[Collection entries]
---------------

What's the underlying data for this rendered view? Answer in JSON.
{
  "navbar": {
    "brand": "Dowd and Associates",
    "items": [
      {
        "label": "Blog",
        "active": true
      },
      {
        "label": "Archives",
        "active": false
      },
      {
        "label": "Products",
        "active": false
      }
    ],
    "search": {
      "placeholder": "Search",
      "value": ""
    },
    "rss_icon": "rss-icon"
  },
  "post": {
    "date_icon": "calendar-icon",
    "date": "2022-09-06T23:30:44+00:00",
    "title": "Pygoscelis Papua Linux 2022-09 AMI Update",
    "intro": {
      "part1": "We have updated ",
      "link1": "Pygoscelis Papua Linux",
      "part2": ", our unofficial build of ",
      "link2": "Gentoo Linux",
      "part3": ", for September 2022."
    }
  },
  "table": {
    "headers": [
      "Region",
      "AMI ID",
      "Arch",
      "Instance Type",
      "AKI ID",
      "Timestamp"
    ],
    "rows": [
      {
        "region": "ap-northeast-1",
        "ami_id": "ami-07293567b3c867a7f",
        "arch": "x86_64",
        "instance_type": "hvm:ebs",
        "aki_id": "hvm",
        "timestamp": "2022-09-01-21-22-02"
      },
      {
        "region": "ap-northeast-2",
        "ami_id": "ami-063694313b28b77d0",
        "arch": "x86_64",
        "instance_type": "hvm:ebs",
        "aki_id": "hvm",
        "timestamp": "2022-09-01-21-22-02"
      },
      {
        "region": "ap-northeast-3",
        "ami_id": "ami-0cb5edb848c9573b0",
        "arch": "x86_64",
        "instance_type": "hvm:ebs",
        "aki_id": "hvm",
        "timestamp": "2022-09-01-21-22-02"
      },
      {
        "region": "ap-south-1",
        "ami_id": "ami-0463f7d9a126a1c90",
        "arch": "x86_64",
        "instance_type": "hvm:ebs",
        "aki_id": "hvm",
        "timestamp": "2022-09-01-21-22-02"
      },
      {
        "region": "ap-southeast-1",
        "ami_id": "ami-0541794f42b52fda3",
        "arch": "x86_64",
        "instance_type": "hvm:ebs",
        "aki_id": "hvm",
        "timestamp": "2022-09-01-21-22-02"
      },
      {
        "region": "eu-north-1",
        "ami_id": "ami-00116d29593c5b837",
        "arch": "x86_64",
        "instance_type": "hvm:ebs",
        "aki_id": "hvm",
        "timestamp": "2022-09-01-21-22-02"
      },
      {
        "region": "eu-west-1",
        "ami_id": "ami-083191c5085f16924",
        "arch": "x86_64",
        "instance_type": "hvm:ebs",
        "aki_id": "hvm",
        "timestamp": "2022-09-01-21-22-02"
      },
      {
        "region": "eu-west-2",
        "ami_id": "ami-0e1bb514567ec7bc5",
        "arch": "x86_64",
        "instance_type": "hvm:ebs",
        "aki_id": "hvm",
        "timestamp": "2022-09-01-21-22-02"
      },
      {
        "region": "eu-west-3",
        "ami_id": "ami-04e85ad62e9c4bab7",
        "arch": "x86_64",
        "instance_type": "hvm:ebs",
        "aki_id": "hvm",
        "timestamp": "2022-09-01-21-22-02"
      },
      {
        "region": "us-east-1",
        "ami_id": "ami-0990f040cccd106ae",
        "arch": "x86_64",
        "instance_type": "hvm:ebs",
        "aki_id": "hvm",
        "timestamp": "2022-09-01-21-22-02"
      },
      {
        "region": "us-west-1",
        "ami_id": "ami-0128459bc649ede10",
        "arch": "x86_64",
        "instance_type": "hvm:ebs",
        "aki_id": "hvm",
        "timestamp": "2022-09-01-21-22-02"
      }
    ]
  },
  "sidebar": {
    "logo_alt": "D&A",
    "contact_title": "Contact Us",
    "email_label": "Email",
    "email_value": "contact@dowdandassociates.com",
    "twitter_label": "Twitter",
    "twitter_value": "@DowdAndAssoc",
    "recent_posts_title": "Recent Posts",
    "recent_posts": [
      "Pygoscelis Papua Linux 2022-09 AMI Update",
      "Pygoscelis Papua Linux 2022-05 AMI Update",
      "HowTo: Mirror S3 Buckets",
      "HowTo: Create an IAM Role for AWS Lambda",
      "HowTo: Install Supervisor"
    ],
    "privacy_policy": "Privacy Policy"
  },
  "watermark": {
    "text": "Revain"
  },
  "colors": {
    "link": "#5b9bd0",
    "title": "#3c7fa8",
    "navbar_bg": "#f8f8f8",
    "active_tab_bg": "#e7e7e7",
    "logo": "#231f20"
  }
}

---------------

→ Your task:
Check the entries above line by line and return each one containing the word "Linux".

→ Solution:
    "title": "Pygoscelis Papua Linux 2022-09 AMI Update",
      "link1": "Pygoscelis Papua Linux",
      "link2": "Gentoo Linux",
      "Pygoscelis Papua Linux 2022-09 AMI Update",
      "Pygoscelis Papua Linux 2022-05 AMI Update",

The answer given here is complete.